** What the exercise asks **
Every line in the records below with the string "JSON" is to be copied out.

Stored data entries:

== Segment start ==

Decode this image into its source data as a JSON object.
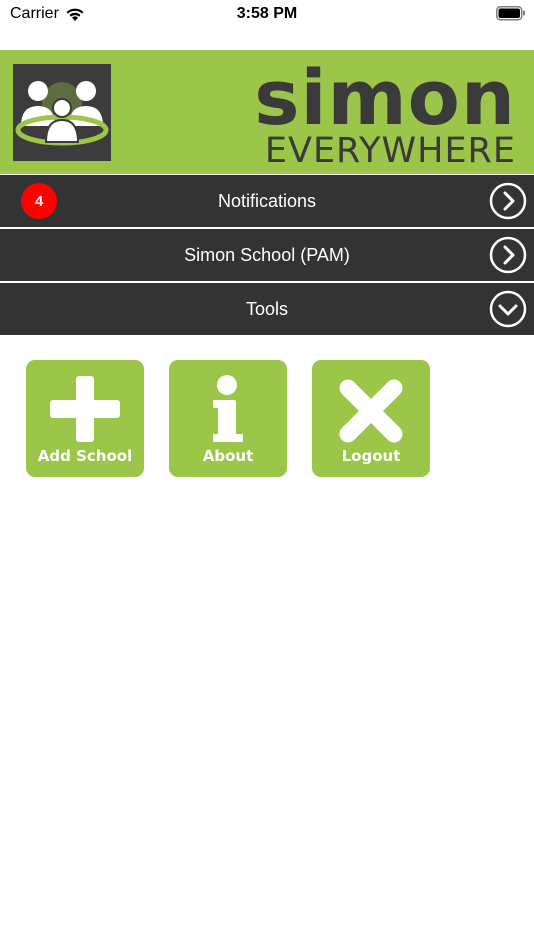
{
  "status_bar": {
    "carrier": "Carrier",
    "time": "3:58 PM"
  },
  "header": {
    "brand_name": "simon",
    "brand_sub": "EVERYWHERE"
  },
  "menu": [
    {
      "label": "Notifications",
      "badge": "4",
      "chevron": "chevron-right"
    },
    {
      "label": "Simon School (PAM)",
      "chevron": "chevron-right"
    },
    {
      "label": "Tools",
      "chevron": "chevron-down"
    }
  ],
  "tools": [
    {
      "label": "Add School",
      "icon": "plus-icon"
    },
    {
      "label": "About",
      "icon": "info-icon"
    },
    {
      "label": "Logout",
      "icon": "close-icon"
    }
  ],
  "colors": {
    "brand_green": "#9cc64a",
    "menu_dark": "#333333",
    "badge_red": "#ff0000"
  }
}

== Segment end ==
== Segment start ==

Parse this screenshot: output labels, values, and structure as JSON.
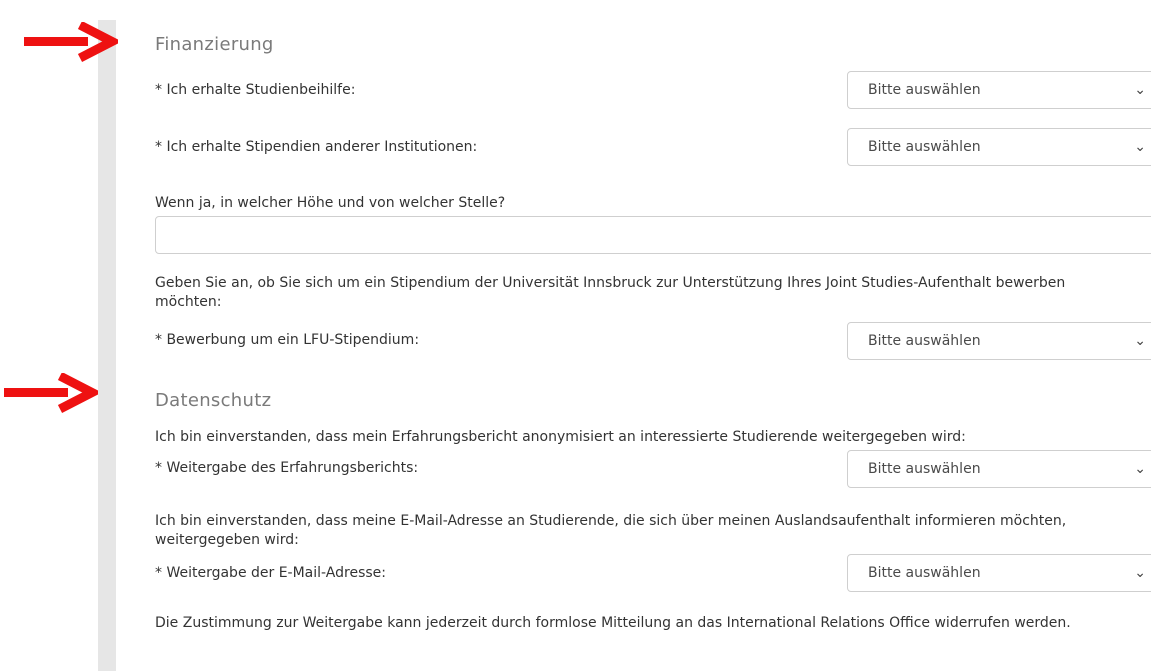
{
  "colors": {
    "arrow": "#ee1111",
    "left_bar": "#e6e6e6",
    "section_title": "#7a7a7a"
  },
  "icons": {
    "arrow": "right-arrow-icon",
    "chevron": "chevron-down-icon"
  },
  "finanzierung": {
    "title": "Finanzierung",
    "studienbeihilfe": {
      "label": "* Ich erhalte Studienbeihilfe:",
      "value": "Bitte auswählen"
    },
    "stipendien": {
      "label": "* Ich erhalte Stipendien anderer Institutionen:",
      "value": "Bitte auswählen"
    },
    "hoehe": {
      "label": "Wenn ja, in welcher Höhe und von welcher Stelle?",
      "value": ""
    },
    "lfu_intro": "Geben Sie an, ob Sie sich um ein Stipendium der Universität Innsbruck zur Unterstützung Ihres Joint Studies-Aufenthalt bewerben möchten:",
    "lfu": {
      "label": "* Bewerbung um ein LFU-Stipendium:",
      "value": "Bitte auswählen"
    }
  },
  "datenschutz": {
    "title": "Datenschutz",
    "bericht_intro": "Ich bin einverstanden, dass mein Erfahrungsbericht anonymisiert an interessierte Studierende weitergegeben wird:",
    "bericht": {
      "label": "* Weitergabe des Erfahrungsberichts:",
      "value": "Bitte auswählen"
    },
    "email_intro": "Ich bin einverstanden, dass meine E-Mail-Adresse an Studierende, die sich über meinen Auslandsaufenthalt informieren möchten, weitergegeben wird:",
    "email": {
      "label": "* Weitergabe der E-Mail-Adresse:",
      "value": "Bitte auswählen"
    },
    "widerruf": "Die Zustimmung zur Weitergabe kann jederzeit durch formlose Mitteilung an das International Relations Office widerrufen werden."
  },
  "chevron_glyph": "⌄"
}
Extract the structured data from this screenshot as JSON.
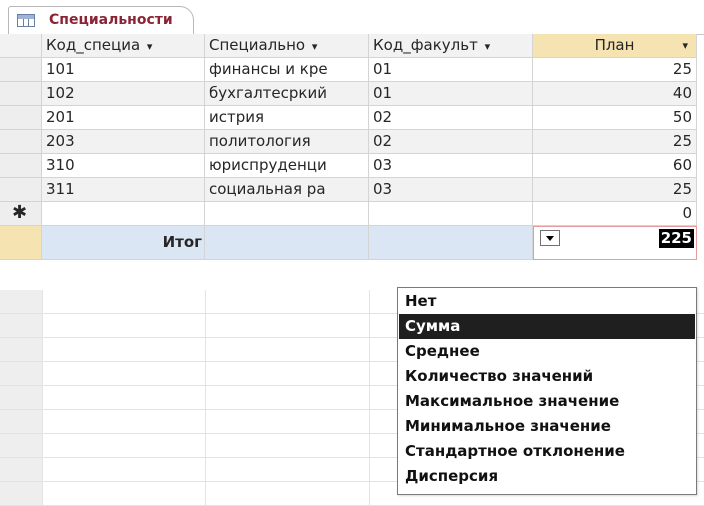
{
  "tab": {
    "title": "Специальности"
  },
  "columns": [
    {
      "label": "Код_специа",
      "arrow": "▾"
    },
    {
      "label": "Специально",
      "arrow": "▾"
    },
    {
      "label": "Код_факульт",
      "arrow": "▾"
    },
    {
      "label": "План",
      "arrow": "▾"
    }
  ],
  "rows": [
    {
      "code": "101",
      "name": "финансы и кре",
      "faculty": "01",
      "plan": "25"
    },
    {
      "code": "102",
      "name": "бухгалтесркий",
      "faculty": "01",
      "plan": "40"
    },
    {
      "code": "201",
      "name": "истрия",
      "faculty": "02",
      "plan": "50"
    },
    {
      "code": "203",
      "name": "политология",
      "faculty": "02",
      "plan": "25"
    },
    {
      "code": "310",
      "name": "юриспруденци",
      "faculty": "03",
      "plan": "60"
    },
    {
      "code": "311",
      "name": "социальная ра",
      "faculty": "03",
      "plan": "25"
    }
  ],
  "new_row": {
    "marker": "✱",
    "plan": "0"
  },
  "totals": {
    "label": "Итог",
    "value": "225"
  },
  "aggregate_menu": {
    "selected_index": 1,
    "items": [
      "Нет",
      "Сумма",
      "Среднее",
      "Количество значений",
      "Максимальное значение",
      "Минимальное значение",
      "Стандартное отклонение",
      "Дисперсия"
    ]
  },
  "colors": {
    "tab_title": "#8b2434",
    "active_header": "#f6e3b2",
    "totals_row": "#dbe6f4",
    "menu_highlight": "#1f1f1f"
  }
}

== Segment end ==
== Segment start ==

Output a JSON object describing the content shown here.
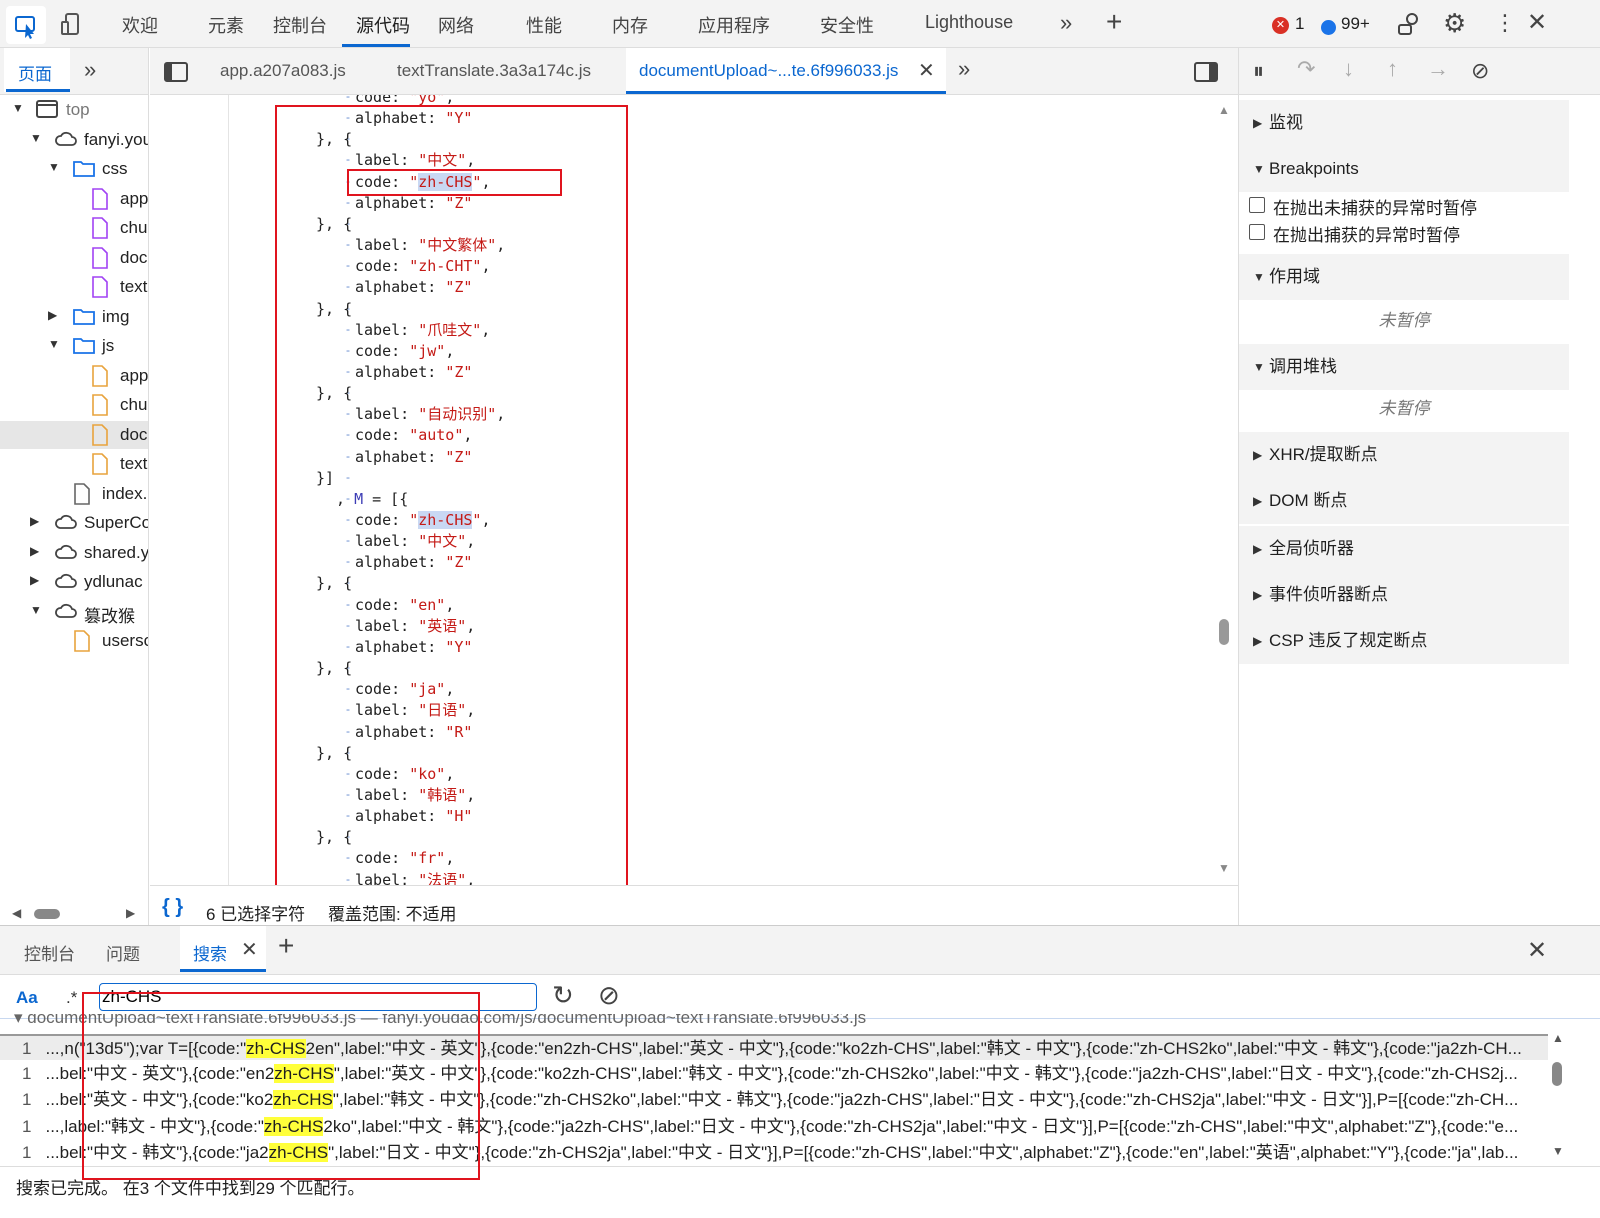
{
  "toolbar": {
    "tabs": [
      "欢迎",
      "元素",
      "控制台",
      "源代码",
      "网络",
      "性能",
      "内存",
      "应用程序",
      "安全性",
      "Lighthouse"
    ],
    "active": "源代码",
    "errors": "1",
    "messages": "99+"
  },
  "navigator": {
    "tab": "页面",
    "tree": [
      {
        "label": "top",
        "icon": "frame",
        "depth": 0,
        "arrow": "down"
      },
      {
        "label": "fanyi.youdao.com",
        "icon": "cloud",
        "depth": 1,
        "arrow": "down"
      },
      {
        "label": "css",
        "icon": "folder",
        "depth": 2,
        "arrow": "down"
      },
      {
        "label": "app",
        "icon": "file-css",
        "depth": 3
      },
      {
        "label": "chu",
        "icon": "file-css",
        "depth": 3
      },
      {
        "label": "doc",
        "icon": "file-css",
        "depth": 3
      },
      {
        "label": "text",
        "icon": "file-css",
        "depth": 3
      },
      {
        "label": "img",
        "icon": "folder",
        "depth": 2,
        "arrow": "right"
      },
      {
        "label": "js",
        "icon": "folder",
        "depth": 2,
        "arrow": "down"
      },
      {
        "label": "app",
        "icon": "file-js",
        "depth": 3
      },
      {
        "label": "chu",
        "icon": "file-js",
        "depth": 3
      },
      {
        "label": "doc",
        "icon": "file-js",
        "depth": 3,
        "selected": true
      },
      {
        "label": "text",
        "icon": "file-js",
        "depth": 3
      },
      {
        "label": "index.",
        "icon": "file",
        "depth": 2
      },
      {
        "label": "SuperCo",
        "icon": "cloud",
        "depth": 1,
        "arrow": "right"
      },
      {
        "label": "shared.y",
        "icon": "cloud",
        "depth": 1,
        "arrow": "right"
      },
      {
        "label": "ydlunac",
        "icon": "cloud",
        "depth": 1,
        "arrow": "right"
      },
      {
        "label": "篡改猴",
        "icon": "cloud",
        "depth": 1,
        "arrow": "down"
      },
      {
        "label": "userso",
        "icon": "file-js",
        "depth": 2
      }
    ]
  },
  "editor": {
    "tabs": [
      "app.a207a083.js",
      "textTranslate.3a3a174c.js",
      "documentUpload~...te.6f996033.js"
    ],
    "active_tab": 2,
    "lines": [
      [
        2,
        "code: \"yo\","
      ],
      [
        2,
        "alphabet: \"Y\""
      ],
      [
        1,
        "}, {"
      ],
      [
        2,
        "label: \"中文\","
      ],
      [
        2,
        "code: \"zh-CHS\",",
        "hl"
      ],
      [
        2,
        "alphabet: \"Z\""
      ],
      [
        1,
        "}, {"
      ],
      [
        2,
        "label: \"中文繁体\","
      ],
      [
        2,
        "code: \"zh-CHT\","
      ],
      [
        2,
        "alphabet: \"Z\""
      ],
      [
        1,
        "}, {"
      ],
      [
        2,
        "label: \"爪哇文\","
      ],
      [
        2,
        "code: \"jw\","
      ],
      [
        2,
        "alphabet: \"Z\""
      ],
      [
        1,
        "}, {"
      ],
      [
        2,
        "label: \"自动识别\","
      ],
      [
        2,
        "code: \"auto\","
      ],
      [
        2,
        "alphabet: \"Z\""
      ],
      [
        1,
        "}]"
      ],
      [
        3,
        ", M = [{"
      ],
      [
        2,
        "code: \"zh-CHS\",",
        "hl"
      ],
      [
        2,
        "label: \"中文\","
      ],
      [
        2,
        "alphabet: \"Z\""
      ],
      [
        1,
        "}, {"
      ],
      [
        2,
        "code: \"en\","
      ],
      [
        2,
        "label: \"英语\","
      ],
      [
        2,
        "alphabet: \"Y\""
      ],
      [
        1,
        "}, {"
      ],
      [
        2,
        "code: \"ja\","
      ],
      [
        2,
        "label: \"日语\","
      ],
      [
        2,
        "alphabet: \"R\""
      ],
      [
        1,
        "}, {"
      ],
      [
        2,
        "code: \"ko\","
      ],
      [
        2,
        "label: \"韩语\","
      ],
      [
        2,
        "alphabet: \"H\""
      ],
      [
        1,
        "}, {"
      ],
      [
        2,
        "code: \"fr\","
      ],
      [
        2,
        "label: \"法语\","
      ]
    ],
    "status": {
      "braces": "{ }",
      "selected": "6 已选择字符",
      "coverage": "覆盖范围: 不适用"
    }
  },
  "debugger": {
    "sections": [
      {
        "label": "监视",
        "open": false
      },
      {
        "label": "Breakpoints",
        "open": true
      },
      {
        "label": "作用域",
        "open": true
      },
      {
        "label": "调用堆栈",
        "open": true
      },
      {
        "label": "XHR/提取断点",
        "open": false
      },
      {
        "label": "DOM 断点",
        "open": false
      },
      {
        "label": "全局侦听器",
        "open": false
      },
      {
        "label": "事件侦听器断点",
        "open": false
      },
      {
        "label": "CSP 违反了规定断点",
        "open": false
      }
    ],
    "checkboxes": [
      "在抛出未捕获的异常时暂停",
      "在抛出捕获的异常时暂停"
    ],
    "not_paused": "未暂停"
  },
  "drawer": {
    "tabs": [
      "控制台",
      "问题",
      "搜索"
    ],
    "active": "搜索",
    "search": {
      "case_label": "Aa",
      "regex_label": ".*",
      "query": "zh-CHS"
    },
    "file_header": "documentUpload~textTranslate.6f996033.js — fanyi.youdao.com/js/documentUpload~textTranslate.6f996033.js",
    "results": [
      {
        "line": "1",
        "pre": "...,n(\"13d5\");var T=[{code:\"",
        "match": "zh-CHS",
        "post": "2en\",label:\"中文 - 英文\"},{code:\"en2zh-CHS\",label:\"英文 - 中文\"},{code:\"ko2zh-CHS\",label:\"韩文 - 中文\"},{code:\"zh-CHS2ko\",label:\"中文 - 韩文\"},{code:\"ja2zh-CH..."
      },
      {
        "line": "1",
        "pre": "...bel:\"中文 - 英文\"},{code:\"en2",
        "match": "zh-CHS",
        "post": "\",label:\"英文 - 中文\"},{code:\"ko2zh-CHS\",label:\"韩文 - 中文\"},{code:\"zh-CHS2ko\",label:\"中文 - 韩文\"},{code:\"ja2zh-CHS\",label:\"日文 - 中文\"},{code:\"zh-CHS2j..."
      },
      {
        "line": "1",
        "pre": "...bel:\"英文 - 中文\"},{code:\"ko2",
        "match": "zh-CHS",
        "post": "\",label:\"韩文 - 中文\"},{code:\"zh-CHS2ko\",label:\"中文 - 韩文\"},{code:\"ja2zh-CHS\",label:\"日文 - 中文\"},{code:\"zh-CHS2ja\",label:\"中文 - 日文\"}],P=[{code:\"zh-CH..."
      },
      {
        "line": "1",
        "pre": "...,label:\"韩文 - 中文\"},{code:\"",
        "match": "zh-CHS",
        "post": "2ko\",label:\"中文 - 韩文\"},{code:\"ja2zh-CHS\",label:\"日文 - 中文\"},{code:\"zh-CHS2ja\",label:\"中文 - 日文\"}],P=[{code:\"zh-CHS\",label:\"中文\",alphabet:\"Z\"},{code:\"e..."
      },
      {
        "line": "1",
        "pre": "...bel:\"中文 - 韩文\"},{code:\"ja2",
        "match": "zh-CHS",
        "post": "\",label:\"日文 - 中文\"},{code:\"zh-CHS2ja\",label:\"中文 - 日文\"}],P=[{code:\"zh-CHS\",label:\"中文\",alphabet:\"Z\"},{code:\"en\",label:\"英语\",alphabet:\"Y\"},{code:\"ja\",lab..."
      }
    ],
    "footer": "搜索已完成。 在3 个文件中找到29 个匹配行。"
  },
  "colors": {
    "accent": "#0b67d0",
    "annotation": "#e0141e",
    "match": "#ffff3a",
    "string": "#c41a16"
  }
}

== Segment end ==

** Answer below **
Decode this image into its source data as a JSON object.
Parse this screenshot: output labels, values, and structure as JSON.
Extract the structured data from this screenshot as JSON.
Output a JSON object describing the content shown here.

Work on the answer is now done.